(Records from a data collection)

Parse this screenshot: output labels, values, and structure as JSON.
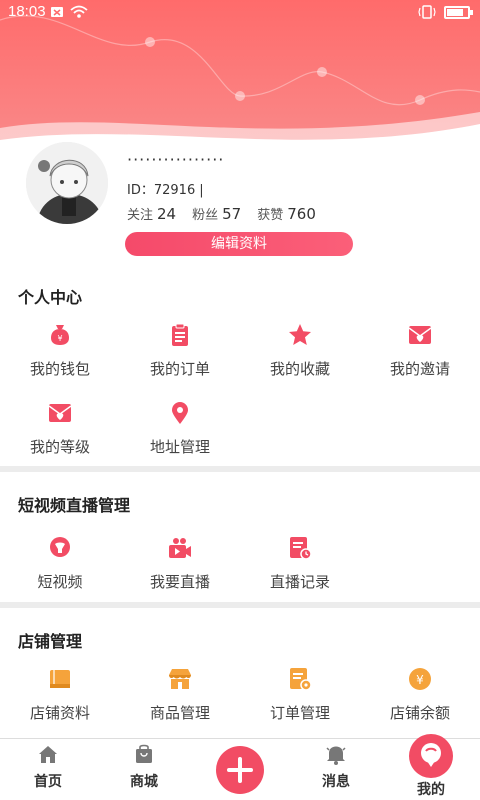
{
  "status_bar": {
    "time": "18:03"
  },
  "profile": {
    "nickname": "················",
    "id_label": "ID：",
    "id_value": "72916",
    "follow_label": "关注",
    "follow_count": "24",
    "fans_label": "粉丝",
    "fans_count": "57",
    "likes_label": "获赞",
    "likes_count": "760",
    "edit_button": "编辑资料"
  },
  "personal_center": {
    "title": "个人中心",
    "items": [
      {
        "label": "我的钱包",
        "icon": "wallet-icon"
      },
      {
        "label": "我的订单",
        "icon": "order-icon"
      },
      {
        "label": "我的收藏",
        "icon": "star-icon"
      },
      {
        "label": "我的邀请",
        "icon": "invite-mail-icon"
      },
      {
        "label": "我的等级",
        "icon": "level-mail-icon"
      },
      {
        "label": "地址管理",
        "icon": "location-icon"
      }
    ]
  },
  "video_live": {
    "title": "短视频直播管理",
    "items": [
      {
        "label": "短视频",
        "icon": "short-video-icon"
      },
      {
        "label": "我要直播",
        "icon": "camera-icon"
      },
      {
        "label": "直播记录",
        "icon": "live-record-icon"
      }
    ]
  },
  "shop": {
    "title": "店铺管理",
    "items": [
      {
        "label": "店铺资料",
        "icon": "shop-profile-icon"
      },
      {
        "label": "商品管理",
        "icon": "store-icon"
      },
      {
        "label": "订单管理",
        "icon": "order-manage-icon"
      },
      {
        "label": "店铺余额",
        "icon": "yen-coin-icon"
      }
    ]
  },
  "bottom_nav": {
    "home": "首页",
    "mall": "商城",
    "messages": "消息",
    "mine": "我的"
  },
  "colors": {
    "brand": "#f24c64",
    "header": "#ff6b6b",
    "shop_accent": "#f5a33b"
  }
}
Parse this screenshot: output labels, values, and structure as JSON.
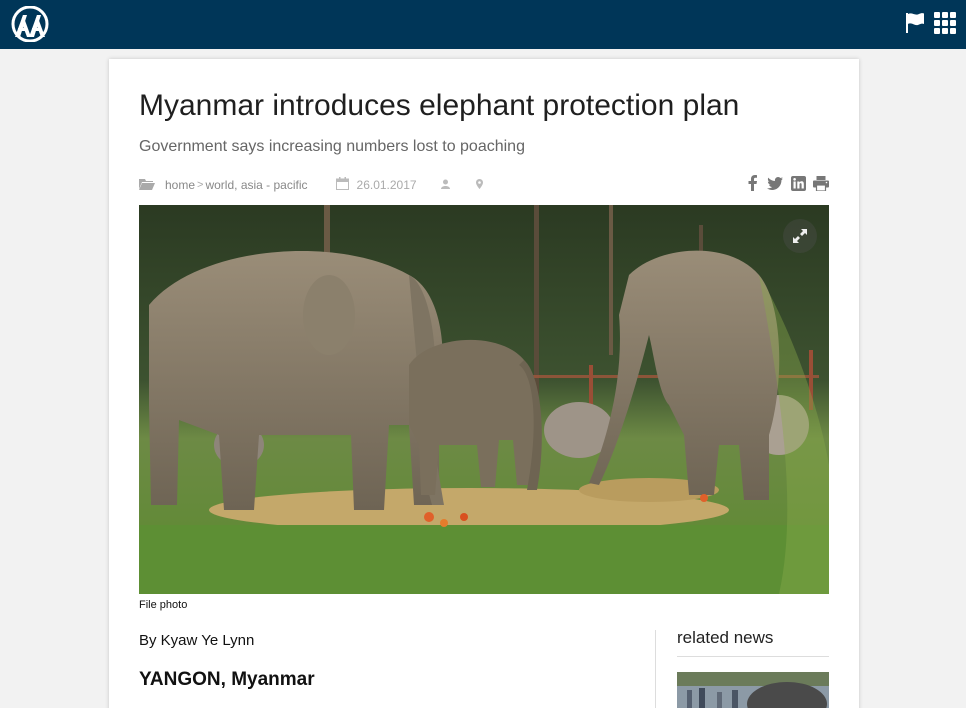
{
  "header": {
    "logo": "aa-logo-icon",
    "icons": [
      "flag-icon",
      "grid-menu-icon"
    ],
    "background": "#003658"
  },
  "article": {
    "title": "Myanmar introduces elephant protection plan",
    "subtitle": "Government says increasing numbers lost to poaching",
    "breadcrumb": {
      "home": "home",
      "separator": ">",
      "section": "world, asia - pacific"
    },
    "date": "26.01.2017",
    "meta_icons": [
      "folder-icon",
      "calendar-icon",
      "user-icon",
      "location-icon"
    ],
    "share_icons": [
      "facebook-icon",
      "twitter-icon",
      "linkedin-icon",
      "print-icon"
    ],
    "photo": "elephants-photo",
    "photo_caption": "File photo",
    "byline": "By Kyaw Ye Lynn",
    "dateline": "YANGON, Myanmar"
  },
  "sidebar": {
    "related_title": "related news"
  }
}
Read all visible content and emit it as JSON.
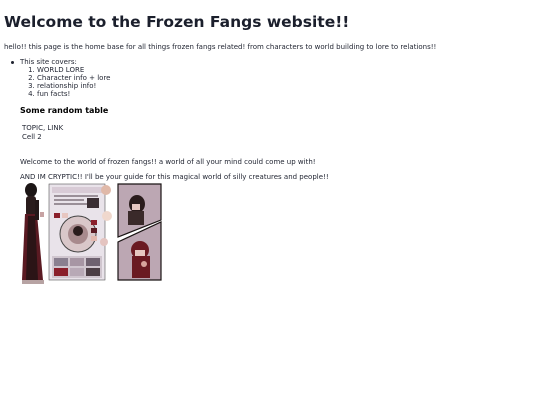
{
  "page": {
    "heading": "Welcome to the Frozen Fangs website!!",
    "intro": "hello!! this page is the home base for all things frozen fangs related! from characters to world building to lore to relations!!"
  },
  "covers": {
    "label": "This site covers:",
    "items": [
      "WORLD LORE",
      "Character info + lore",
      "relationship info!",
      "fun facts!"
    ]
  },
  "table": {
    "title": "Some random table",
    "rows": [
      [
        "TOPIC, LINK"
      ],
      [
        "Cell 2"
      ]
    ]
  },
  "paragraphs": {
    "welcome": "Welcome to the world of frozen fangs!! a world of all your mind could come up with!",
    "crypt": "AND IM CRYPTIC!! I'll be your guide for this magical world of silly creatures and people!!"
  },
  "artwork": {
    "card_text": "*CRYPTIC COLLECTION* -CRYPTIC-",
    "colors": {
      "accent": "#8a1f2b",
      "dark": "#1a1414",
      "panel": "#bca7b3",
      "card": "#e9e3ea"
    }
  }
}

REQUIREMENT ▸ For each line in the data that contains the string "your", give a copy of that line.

THE ANSWER ▸
    "welcome": "Welcome to the world of frozen fangs!! a world of all your mind could come up with!",
    "crypt": "AND IM CRYPTIC!! I'll be your guide for this magical world of silly creatures and people!!"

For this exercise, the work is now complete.